You can attend an innovation conference every single day, year round, all over the world. So why should you choose Oslo Innovation Week? Oslo believes in not only talking about change but also changing the world we live in. Here you will find speakers, experts, entrepreneurs, investors, startups, and innovators together who are challenged to solve problems, collaborate, and move forward. No more endless talks on what has been done before. No more wishing, hoping, or speculating on how things should be. The innovation week brings forward new voices and innovation in action.
The global economy needs a bridge between large, established companies and the startup scene. Innovation, particularly radical innovation, happens when connecting previously unconnected bodies of knowledge. Oslo wants to create meeting places where startups and corporations and people representing different fields of innovation, science, and research can meet and grow; therefore, the theme this year is “Powercouples.”
The opening takes place at the Astrup Fearnley Museum of Modern Art. The museum is a privately owned contemporary art gallery. The collection’s main focus is the American appropriation artists from 1980s. A few years ago, the museum moved to two new buildings designed by Renzo Piano on Tjuvholmen by the Oslofjord, quite an attraction itself. The museum created a stir in the international art world in 2002 when it purchased the American artist Jeff Koon’s monumental gilt porcelain sculpture of Michael Jackson with Bubbles, the pop star’s favorite chimpanzee, for USD 5.1 million.
Subjects that will be covered during the week, in the official language of English, include EdTech, FinTech, MedTech, and Creative Industries.
Rasmus Falck is a strong innovation and entrepreneurship advocate. The author of “What do the best do better” and “The board of directors as a resource in SME,” he received his masters degree from the University of Wisconsin-Madison. He currently lives in Oslo, Norway.

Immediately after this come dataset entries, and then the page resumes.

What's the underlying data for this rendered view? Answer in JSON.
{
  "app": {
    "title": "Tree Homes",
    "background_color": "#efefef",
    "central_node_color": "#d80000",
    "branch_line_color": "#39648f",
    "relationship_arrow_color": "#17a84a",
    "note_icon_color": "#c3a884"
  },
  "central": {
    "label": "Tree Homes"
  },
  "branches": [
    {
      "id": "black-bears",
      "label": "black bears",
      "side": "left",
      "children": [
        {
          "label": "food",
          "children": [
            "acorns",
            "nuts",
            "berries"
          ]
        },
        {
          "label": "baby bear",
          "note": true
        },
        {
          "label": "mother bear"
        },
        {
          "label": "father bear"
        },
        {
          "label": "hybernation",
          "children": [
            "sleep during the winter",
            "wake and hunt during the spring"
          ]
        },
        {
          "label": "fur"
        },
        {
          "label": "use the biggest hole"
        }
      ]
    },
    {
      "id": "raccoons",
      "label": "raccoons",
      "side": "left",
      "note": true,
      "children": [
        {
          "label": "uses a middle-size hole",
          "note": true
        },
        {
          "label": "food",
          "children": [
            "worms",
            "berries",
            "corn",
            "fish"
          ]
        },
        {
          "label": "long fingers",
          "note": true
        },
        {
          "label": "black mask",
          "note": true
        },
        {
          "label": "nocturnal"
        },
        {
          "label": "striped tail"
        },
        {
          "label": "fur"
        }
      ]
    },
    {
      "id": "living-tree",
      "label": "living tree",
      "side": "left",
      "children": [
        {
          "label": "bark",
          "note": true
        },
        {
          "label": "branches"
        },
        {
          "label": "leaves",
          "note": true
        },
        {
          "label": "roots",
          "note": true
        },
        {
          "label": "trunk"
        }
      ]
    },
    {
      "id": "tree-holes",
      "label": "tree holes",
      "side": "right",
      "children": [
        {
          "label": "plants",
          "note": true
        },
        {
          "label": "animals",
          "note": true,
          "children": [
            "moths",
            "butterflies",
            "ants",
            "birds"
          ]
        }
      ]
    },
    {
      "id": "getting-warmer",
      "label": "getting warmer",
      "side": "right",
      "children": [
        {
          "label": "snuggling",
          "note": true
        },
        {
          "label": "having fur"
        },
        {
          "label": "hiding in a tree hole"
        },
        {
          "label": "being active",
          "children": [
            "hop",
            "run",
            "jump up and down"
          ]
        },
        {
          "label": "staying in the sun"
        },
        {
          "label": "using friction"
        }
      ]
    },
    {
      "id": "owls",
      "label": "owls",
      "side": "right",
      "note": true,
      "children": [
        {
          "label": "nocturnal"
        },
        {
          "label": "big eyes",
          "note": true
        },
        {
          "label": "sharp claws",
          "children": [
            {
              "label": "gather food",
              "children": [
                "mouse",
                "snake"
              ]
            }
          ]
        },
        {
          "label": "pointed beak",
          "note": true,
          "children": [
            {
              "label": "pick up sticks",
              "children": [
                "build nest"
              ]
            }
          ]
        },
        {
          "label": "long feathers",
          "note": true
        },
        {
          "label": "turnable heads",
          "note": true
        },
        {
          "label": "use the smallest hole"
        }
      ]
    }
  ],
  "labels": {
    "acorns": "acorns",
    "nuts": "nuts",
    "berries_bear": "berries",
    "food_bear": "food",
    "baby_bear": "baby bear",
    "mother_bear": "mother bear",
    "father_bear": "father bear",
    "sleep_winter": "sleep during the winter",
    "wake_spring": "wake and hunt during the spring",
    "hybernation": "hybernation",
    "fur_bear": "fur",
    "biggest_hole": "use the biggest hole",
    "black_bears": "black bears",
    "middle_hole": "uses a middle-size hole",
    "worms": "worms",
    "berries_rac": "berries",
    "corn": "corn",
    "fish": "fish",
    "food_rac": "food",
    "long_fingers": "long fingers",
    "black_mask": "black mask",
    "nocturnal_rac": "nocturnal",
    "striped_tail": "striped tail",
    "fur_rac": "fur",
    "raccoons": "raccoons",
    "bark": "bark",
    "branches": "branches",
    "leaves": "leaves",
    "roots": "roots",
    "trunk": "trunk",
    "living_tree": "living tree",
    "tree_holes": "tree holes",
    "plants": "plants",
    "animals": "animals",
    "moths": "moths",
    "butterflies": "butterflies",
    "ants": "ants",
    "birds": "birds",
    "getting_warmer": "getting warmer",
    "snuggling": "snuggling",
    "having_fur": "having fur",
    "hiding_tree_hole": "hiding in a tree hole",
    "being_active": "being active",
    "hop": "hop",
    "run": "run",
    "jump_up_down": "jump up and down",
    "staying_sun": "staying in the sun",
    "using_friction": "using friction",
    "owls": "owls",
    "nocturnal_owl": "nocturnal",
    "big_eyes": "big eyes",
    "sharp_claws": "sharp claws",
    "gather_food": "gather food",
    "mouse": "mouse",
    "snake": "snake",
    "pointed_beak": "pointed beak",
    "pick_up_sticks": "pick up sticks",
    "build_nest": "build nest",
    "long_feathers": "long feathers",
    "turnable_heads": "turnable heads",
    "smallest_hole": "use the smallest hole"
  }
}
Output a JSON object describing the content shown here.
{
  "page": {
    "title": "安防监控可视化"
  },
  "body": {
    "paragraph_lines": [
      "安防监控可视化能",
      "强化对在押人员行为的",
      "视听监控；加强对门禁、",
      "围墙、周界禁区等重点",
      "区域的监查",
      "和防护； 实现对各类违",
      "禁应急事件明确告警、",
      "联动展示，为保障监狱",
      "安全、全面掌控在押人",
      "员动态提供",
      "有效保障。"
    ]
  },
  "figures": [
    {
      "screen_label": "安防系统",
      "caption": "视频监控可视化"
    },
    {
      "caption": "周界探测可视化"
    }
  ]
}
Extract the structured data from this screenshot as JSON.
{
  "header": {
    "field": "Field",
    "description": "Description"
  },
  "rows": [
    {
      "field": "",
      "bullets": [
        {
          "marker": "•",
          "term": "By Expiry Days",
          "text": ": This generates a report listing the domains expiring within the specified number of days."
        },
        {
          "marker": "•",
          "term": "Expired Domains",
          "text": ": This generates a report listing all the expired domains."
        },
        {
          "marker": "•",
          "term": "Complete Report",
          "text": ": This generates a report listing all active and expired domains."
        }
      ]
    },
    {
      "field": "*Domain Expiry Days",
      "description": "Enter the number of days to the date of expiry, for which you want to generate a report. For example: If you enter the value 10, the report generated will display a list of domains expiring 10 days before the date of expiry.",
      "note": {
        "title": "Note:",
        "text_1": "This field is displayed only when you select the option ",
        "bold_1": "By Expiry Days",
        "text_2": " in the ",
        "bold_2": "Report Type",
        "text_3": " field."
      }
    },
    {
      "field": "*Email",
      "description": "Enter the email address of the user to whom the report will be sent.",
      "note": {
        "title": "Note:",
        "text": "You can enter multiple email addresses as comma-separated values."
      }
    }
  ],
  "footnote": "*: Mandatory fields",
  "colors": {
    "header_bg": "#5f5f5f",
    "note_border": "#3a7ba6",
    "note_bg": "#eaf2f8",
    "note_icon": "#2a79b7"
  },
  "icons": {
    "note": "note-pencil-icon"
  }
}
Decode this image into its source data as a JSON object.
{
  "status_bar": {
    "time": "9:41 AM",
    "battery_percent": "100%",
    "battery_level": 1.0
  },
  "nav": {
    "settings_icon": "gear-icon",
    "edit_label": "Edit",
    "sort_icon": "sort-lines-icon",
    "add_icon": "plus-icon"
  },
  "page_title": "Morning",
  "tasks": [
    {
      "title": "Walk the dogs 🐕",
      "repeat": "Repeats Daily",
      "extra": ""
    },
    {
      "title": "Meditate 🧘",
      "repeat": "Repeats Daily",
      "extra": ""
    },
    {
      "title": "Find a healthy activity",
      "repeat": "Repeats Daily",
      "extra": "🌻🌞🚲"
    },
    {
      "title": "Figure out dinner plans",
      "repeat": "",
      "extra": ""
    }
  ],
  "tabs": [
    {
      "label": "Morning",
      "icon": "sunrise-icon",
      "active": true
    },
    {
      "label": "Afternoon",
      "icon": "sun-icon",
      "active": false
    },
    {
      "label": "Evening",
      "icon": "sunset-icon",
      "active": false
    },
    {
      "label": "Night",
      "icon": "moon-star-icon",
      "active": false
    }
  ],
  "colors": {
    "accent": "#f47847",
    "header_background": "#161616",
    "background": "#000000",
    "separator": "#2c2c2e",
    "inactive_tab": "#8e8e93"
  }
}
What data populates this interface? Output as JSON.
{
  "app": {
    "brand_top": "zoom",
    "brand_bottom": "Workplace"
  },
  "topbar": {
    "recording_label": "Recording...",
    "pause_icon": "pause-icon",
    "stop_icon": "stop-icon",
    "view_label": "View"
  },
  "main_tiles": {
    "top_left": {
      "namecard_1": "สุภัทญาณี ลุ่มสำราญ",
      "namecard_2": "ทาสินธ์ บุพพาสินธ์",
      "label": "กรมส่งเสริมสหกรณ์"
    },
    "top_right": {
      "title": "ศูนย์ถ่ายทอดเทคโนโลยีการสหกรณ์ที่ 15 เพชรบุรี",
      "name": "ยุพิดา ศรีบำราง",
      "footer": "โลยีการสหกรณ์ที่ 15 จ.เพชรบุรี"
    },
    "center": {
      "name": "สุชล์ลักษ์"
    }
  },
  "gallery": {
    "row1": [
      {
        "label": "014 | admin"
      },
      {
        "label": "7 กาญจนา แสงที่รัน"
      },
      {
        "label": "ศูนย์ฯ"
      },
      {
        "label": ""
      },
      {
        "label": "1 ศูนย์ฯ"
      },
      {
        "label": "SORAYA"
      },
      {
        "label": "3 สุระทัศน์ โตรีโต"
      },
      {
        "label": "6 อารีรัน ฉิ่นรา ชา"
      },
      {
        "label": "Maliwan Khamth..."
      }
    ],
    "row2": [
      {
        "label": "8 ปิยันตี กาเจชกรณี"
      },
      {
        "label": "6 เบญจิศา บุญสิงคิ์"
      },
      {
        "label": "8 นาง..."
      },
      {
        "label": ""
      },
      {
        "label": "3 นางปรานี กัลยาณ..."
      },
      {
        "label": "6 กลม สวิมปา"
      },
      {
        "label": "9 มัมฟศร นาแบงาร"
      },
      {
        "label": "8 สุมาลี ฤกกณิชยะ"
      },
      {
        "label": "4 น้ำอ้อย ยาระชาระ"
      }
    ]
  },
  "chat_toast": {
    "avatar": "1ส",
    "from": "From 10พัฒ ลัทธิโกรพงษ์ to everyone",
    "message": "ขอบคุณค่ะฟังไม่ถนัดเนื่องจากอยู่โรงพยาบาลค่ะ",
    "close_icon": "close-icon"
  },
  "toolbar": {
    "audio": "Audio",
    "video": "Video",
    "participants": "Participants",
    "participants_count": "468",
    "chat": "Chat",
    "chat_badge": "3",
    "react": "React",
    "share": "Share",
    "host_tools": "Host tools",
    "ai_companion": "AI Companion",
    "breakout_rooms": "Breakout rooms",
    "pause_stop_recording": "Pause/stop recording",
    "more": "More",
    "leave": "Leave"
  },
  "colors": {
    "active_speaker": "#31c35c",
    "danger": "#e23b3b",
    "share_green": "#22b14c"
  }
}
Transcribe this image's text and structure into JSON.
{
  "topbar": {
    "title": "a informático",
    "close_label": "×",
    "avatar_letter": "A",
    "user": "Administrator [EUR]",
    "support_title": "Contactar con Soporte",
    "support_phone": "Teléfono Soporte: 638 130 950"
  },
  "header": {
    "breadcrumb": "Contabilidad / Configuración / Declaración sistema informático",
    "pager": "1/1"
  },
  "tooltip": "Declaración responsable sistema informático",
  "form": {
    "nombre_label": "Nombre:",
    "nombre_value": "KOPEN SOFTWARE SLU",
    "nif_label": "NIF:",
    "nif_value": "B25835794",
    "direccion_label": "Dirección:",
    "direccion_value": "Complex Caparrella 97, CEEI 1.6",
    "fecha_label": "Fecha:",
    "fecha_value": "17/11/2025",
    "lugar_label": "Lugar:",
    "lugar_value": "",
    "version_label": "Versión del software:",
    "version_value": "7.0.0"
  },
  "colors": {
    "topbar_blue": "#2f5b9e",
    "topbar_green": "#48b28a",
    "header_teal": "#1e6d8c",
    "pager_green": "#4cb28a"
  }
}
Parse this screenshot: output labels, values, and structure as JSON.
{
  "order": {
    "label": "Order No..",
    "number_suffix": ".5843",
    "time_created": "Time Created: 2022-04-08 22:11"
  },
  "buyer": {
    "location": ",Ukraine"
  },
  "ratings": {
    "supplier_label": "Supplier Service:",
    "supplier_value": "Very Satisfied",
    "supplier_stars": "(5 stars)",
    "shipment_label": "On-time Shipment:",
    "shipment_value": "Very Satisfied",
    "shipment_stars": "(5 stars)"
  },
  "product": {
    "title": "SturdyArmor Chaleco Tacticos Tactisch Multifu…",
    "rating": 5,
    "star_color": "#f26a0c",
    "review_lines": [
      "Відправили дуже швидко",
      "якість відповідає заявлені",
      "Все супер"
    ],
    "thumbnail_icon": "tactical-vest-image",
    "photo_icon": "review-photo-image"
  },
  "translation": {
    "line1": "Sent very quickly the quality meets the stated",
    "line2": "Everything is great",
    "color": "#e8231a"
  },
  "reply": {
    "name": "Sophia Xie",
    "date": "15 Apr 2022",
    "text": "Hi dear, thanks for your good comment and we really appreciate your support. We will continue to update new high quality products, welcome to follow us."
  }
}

This article originally appeared in the Sept. 23, 2016, issue of The Norwegian American. To subscribe, visit SUBSCRIBE or call us at (206) 784-4617.